“168 Zham” says that in his speech at the EPP gathering Sarkisian claimed credit for the fact that the Armenian “Velvet Revolution” was bloodless and peaceful. “Sarkisian at the same time gave a fairly tough assessment of what has happened in the country in the last one and a half years,” writes the paper. It notes that the EPP boasts the largest group in the Parliamentary Assembly of the Council of Europe (PACE) which comprises several Armenian lawmakers.
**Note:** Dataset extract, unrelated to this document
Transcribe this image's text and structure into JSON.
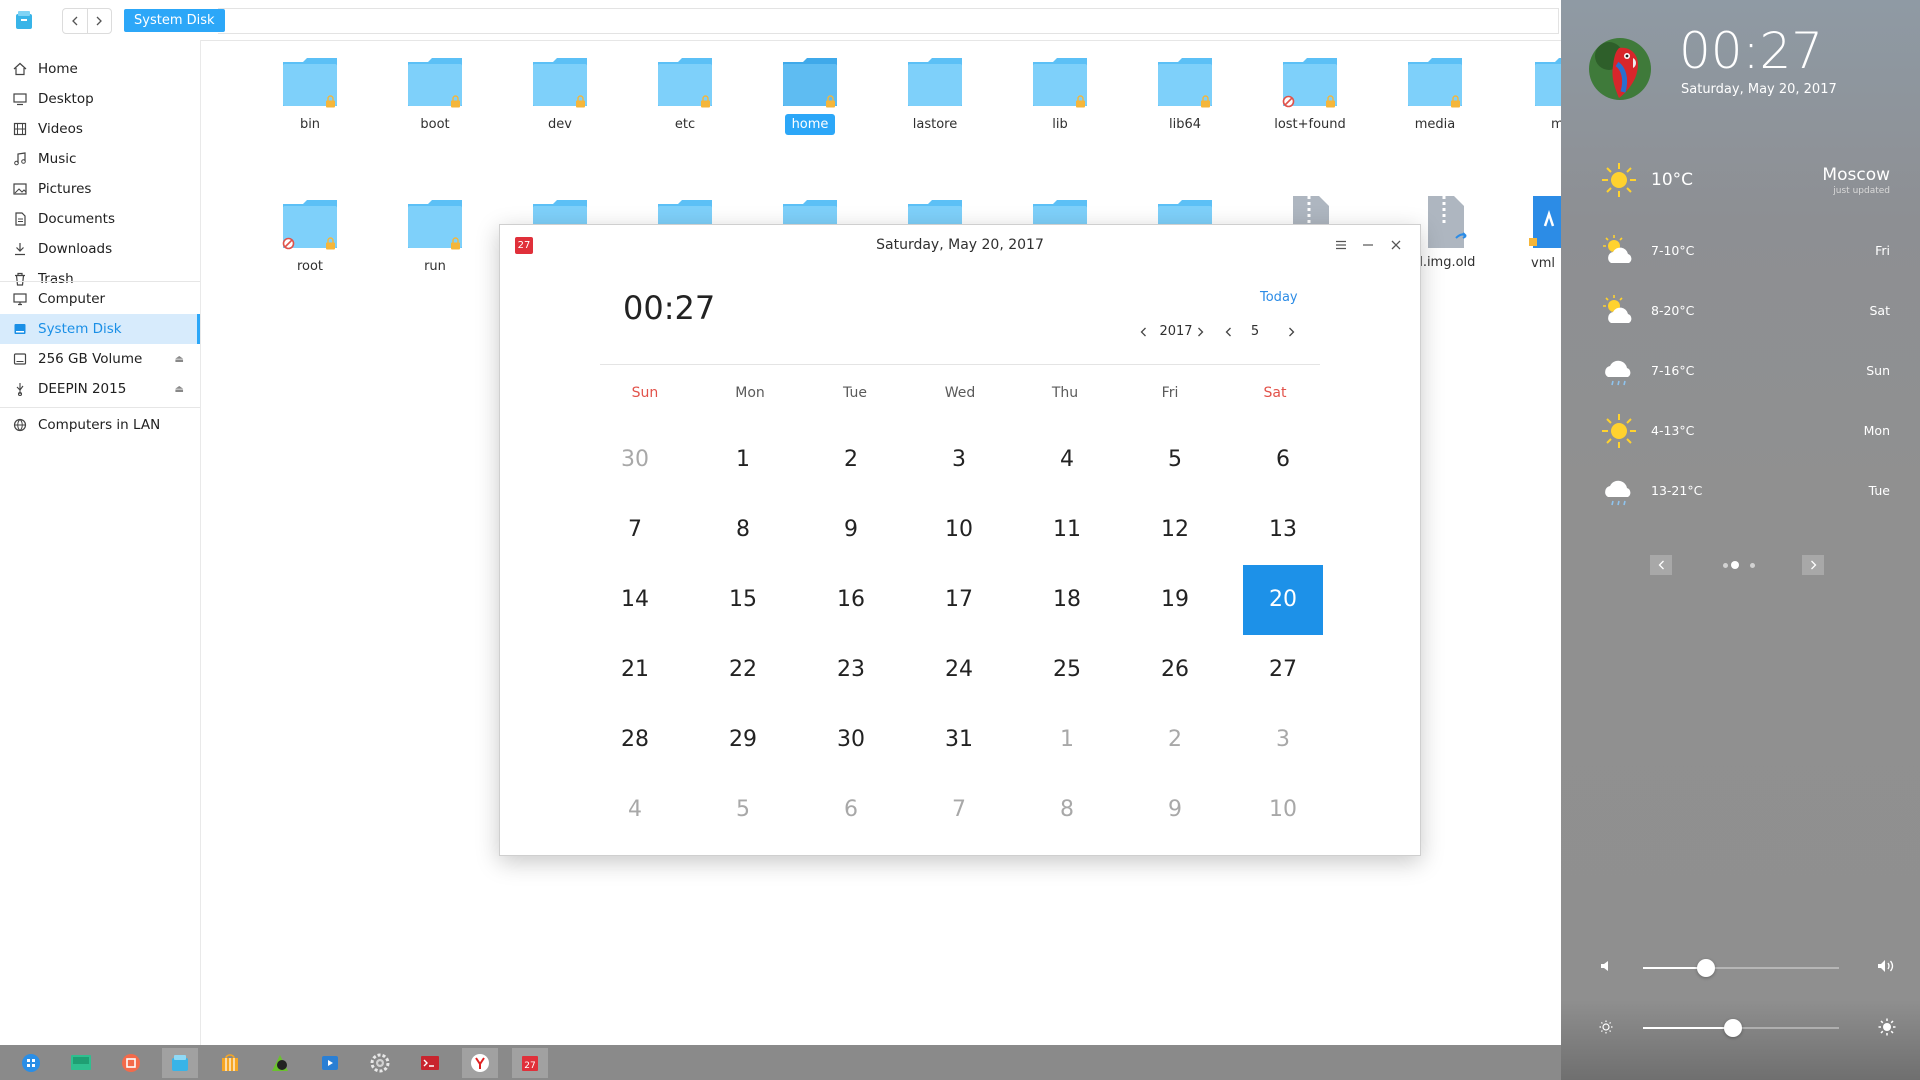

“Haykakan Zhamanak” looks at “dangerous developments unfolding around Armenia.” The paper points to anti-government protests in neighboring Georgia and Iran and says that Azerbaijan is “clearly preparing for war.” “It’s not that under Serzh Sarkisian the authorities were not conscious of the dangers [of such war] and did nothing about that,” writes the pro-government paper. “Of course they did something. For example, they were transporting their business and capital abroad while thinking about the state a little. Serzh Sarkisian tried to normalize Turkish-Armenian relations. That did not work. He then tried to settle the Karabakh conflict by promising unprecedented concessions to Azerbaijan. But that did not work either as they wanted more.” It says that in order to meet these lingering geopolitical challenges the current Armenian authorities should “ensure social solidarity” based on strong public trust in them, strengthen the Armenian military and “put Russian-Armenian allied relations on a more practical footing.”